[WORK TO COMPLETE]
Set down the full listing exactly as given. Any pictures are to be left out.

[DATA RECORDS]
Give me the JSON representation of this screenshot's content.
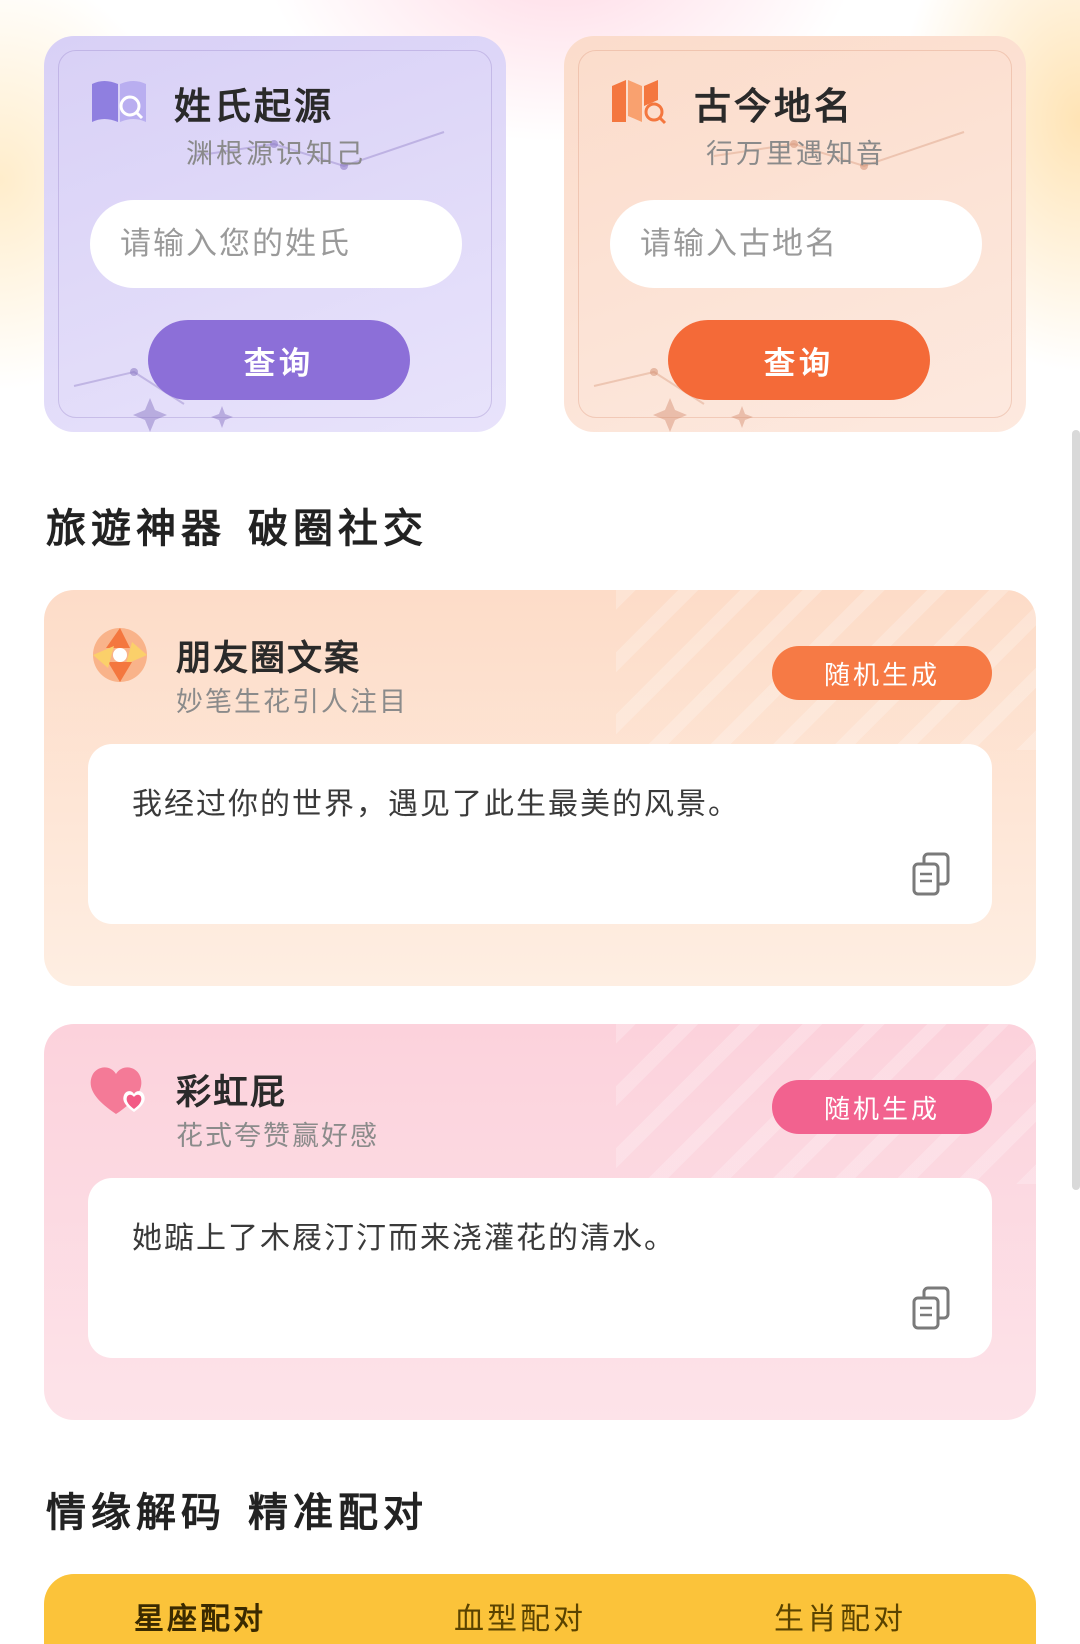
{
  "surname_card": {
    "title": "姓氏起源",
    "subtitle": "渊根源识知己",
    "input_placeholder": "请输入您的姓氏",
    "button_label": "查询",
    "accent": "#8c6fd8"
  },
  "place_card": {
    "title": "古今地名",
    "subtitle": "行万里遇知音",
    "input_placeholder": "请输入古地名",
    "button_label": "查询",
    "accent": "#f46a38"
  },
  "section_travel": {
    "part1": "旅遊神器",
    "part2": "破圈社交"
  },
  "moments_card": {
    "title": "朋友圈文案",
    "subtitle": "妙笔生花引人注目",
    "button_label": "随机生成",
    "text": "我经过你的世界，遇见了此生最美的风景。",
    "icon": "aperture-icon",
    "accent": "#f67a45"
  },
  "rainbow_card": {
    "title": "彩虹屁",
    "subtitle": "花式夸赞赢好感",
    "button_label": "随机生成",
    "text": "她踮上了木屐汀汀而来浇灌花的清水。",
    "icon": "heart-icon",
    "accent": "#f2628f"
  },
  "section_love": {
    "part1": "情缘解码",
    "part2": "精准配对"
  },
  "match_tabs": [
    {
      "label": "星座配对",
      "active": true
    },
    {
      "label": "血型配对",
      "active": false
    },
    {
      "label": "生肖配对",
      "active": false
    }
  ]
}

[PROBLEM SOLUTION]
Give me the JSON representation of this screenshot's content.
{
  "surname_card": {
    "title": "姓氏起源",
    "subtitle": "渊根源识知己",
    "input_placeholder": "请输入您的姓氏",
    "button_label": "查询",
    "accent": "#8c6fd8"
  },
  "place_card": {
    "title": "古今地名",
    "subtitle": "行万里遇知音",
    "input_placeholder": "请输入古地名",
    "button_label": "查询",
    "accent": "#f46a38"
  },
  "section_travel": {
    "part1": "旅遊神器",
    "part2": "破圈社交"
  },
  "moments_card": {
    "title": "朋友圈文案",
    "subtitle": "妙笔生花引人注目",
    "button_label": "随机生成",
    "text": "我经过你的世界，遇见了此生最美的风景。",
    "icon": "aperture-icon",
    "accent": "#f67a45"
  },
  "rainbow_card": {
    "title": "彩虹屁",
    "subtitle": "花式夸赞赢好感",
    "button_label": "随机生成",
    "text": "她踮上了木屐汀汀而来浇灌花的清水。",
    "icon": "heart-icon",
    "accent": "#f2628f"
  },
  "section_love": {
    "part1": "情缘解码",
    "part2": "精准配对"
  },
  "match_tabs": [
    {
      "label": "星座配对",
      "active": true
    },
    {
      "label": "血型配对",
      "active": false
    },
    {
      "label": "生肖配对",
      "active": false
    }
  ]
}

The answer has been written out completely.